She skillfully gets around the subject of Raul not totally helping out by discussing his ideology.
"Fidel was in many ways a teacher for Raul. He was five years older and Raul always listened to him. They had many of the same ideas to begin with. We all learned very much in this war, being in contact with each other every lay. And Fidel's attitudes about our case."
She says that Cuba's problem with women was not as severe as in many other Latin American countries. "In Cuba we didn't have the deep-seated prejudice towards women that is rooted in a devout religious culture. Catholicism in Cuba was never very strong. And too, we had a tradition of struggle with heavy participation of women. But as a Latin American culture, well, Cuba has always been machismo.
"Ah," she says, rolling her eyes and laughing, "but when the women first started earning salaries we had some real resistance from the men. Especially in the countryside."

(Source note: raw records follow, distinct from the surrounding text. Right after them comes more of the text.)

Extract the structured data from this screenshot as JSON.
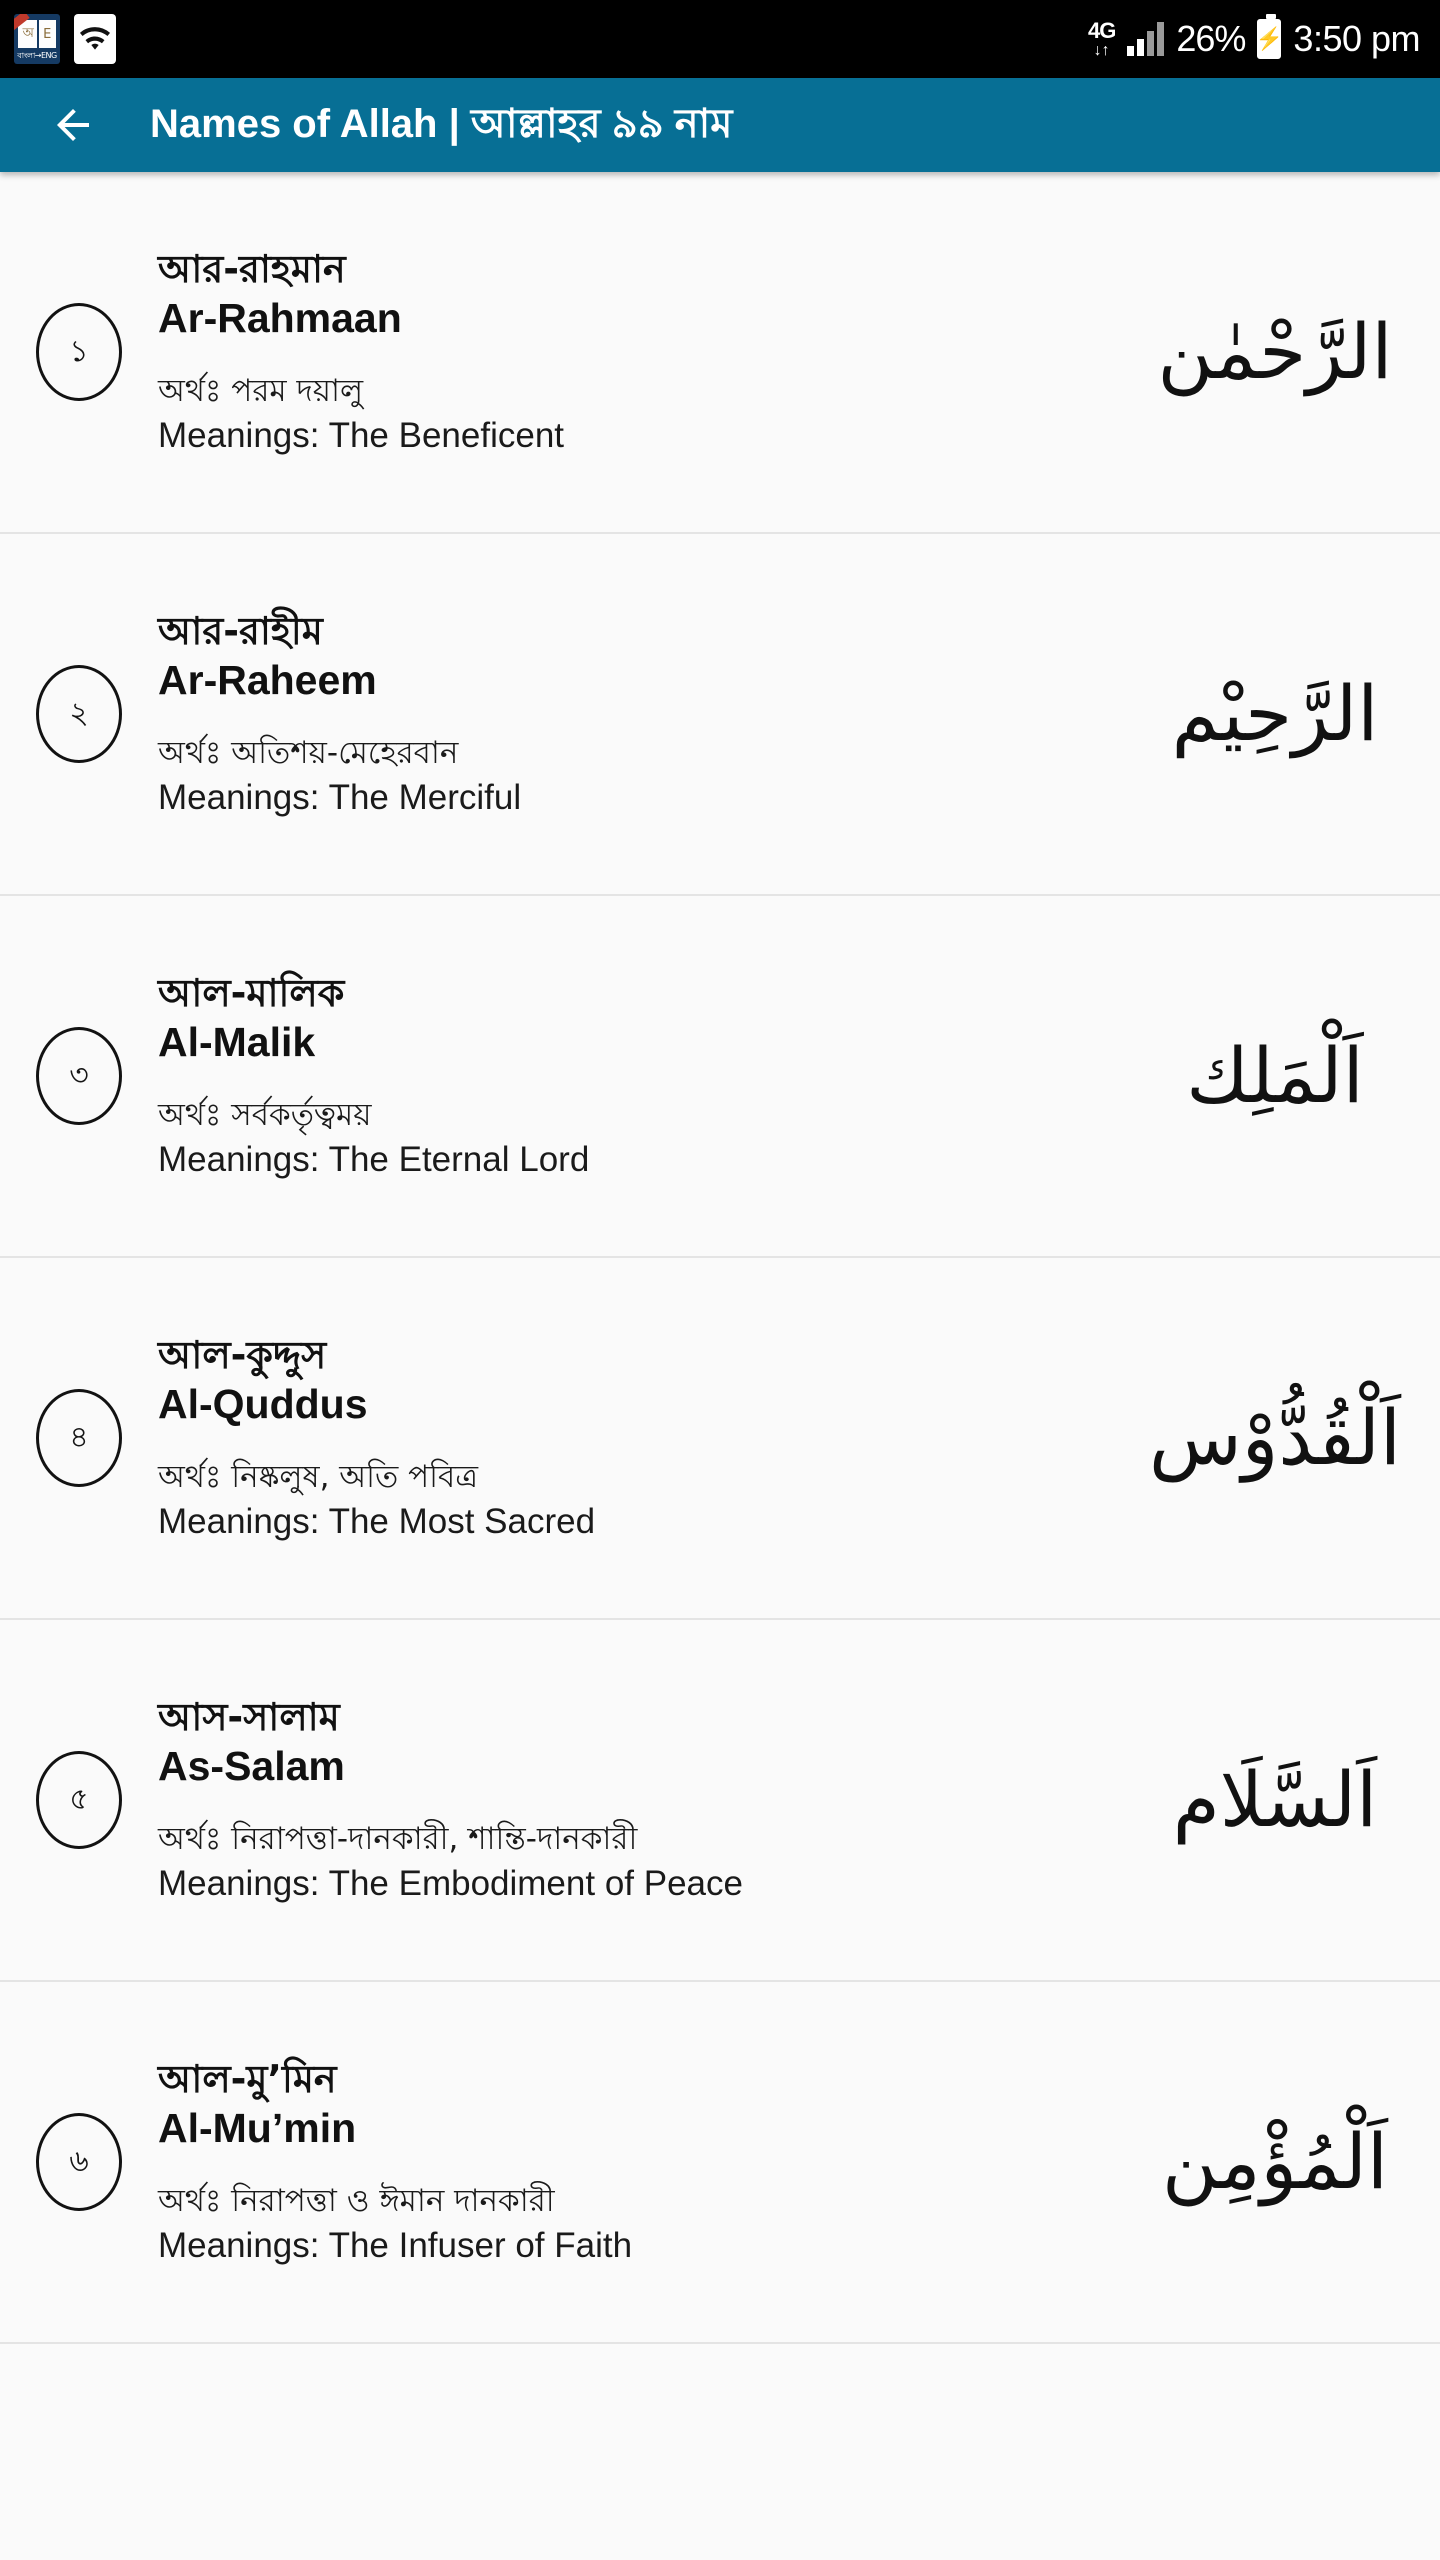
{
  "status_bar": {
    "icons": [
      {
        "name": "dictionary-app-icon",
        "glyph": "dictionary"
      },
      {
        "name": "wifi-icon",
        "glyph": "wifi"
      }
    ],
    "network_type": "4G",
    "data_arrows": "↓↑",
    "signal": "signal-bars-icon",
    "battery_percent": "26%",
    "battery_state": "charging",
    "time": "3:50 pm"
  },
  "app_bar": {
    "back_icon": "back-arrow-icon",
    "title": "Names of Allah | আল্লাহর ৯৯ নাম"
  },
  "list": {
    "items": [
      {
        "index": "১",
        "name_bn": "আর-রাহমান",
        "name_en": "Ar-Rahmaan",
        "meaning_bn": "অর্থঃ পরম দয়ালু",
        "meaning_en": "Meanings: The Beneficent",
        "arabic": "الرَّحْمٰن"
      },
      {
        "index": "২",
        "name_bn": "আর-রাহীম",
        "name_en": "Ar-Raheem",
        "meaning_bn": "অর্থঃ অতিশয়-মেহেরবান",
        "meaning_en": "Meanings: The Merciful",
        "arabic": "الرَّحِيْم"
      },
      {
        "index": "৩",
        "name_bn": "আল-মালিক",
        "name_en": "Al-Malik",
        "meaning_bn": "অর্থঃ সর্বকর্তৃত্বময়",
        "meaning_en": "Meanings: The Eternal Lord",
        "arabic": "اَلْمَلِك"
      },
      {
        "index": "৪",
        "name_bn": "আল-কুদ্দুস",
        "name_en": "Al-Quddus",
        "meaning_bn": "অর্থঃ নিষ্কলুষ, অতি পবিত্র",
        "meaning_en": "Meanings: The Most Sacred",
        "arabic": "اَلْقُدُّوْس"
      },
      {
        "index": "৫",
        "name_bn": "আস-সালাম",
        "name_en": "As-Salam",
        "meaning_bn": "অর্থঃ নিরাপত্তা-দানকারী, শান্তি-দানকারী",
        "meaning_en": "Meanings: The Embodiment of Peace",
        "arabic": "اَلسَّلَام"
      },
      {
        "index": "৬",
        "name_bn": "আল-মু’মিন",
        "name_en": "Al-Mu’min",
        "meaning_bn": "অর্থঃ নিরাপত্তা ও ঈমান দানকারী",
        "meaning_en": "Meanings: The Infuser of Faith",
        "arabic": "اَلْمُؤْمِن"
      }
    ]
  },
  "colors": {
    "app_bar": "#076f95",
    "status_bar": "#000000",
    "list_bg": "#fafafa",
    "divider": "#e4e4e4",
    "text": "#111111"
  }
}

The Family Code or "El Codigo" as it is simply called in Cuba was promulgated by Castro under Wilma Espin's auspices. In essence, it gives the force of law to the division of household labor. Men and women must share the housework and child care equally or one spouse can take the other to court.

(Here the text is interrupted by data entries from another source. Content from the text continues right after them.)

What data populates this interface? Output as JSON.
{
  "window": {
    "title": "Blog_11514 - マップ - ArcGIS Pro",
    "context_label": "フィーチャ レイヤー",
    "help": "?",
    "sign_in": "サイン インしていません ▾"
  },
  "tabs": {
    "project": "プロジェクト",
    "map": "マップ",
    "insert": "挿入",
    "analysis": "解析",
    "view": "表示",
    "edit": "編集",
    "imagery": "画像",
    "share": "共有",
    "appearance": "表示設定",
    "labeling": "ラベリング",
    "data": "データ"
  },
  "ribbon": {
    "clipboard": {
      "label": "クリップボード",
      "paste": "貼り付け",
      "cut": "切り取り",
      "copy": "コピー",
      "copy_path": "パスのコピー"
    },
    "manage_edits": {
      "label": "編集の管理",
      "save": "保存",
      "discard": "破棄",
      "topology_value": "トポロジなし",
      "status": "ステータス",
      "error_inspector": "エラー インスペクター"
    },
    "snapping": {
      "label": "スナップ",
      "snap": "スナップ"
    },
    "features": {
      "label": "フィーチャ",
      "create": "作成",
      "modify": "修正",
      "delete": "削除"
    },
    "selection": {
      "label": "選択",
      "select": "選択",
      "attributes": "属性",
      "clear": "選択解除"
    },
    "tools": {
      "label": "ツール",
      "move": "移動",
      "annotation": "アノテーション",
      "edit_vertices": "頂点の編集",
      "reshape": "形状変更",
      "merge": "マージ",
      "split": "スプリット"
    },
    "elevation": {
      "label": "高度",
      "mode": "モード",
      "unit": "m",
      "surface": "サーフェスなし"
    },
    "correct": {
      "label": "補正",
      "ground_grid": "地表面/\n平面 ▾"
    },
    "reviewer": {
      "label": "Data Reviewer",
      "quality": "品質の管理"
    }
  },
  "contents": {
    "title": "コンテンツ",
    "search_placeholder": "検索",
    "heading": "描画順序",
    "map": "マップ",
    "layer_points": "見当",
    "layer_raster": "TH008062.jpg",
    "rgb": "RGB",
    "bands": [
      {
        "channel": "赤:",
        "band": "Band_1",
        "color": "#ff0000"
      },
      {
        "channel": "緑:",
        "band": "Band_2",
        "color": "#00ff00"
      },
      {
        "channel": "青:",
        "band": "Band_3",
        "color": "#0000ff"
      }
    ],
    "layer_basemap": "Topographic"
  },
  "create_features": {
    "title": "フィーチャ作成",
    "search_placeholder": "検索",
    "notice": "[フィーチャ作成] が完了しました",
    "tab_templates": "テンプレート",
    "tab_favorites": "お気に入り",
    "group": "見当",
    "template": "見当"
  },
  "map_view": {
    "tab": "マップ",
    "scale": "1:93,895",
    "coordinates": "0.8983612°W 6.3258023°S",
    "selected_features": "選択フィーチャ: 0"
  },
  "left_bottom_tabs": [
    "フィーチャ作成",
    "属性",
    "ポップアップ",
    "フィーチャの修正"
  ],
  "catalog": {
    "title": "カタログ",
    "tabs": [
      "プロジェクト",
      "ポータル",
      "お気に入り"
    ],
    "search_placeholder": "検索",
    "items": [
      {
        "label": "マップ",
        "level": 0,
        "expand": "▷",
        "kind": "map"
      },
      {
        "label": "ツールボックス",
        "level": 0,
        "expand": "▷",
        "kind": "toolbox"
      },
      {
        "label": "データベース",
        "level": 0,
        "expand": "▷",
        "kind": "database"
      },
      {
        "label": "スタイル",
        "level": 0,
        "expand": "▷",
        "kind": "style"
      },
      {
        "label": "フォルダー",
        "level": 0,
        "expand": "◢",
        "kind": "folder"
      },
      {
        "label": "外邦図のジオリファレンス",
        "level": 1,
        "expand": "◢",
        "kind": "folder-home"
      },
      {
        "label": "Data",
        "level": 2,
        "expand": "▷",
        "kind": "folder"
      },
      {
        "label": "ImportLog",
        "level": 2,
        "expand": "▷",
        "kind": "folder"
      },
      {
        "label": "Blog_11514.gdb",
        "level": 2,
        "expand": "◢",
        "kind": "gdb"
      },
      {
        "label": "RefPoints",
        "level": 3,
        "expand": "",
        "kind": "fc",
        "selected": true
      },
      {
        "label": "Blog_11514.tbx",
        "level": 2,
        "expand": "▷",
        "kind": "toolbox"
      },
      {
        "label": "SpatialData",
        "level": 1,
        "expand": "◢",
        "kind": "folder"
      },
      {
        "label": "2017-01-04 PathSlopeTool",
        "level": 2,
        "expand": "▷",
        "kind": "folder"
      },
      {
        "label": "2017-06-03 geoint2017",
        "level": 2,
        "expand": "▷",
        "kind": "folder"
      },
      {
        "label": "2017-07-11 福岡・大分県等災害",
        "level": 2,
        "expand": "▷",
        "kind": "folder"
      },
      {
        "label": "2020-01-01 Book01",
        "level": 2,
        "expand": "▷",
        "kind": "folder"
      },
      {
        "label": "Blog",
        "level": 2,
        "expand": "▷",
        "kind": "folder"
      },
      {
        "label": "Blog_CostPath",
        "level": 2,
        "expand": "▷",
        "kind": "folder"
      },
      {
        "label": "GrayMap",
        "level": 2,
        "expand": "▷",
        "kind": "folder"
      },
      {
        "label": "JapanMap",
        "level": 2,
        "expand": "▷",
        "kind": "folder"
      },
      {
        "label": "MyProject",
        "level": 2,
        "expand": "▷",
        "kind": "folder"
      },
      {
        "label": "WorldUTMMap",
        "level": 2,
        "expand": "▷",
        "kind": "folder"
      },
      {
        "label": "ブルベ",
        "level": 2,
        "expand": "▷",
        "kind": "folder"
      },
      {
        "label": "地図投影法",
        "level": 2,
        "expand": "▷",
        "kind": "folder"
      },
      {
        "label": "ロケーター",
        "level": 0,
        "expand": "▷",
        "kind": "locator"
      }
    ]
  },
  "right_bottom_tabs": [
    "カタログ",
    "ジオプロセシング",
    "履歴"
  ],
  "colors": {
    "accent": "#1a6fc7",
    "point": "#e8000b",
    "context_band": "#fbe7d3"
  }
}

For the Cubans this was a major wrench and it is still not totally accepted. Many do, however, have a sense of humor about it and whenever the subject is brought up it elicits smiles, snickers, guffaws. Wilma Espin, head of Cuba's Federation of Women is no different.

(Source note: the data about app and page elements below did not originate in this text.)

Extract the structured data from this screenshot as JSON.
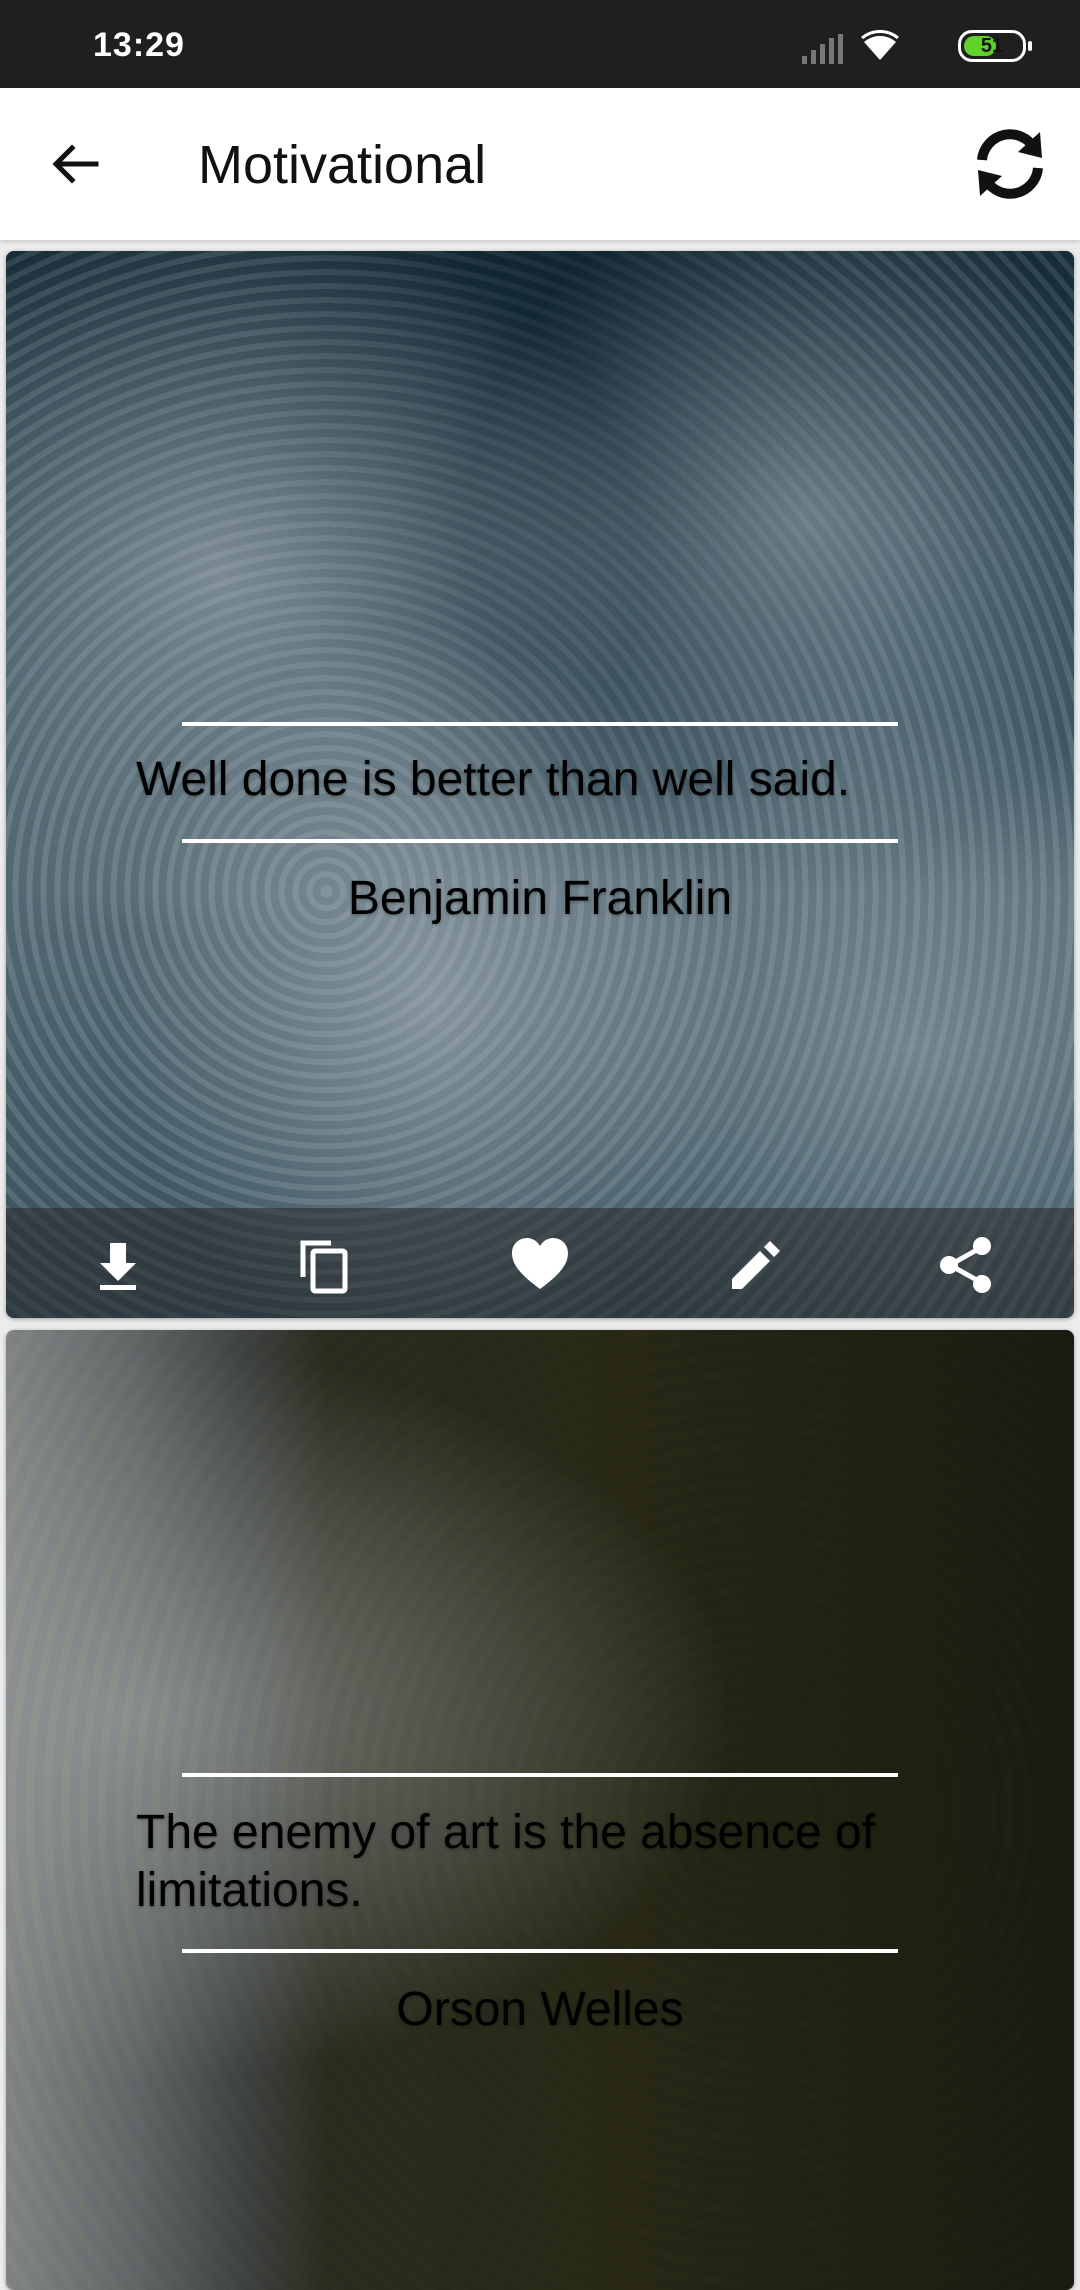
{
  "status_bar": {
    "time": "13:29",
    "battery_level": "51",
    "battery_fill_fraction": 0.51,
    "icons": [
      "signal-icon",
      "wifi-icon",
      "battery-icon"
    ]
  },
  "app_bar": {
    "title": "Motivational",
    "icons": [
      "back-arrow-icon",
      "refresh-icon"
    ]
  },
  "cards": [
    {
      "quote": "Well done is better than well said.",
      "author": "Benjamin Franklin",
      "actions": [
        "download-icon",
        "copy-icon",
        "heart-icon",
        "edit-icon",
        "share-icon"
      ]
    },
    {
      "quote": "The enemy of art is the absence of limitations.",
      "author": "Orson Welles"
    }
  ],
  "colors": {
    "status_bar_bg": "#1f1f1f",
    "app_bar_bg": "#ffffff",
    "battery_fill": "#5fd12a",
    "text_on_image": "#ffffff"
  }
}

One thing she does understand is this: "The law is one thing and the way people live is another. We can't say that in each home there is equality. Tradition is very strong. But we have advanced. Before, the machismo was terrible. Before, the men on the streets would brag about how their wives took care of them and did all the work at home. They were very proud of that. At least, now we have reached the point where they don't dare say that. That's an advance. And now with young people you can see the difference."
Does she think Fidel Castro is machismo?
She stops for a moment, weight her answer, then replies with a mischievous, almost approving grin. "Yes. A little bit."
With Wilma Espin, as for all Cubans, life is fraught with contradictions.
Yes, of course she minds machismo, particularly where it affects women's advancement.
On the other hand she is a woman, and a Latin one at that. She likes men. She likes to flirt. One of the ways Cuban men flirt is in the Latin and now controversial custom of giving "piropos," or street compliments.
"Well," she laughs, "after all, it is a Spanish custom. But of courst, the level of the piropo depends on the cultural and educational level of the person. It can be offensive and low. When machismo is combined with a low cultural level it is offensive. But as the level increases it is no longer. Before, a woman could not walk alone in the streets. That is why it is very important for us in Cuba to raise the cultural and educational level of people. Because on a very high level, a piropo can be a wonderful compliment. In fact it is a great form of chivalry towards women. And what could be nicer?"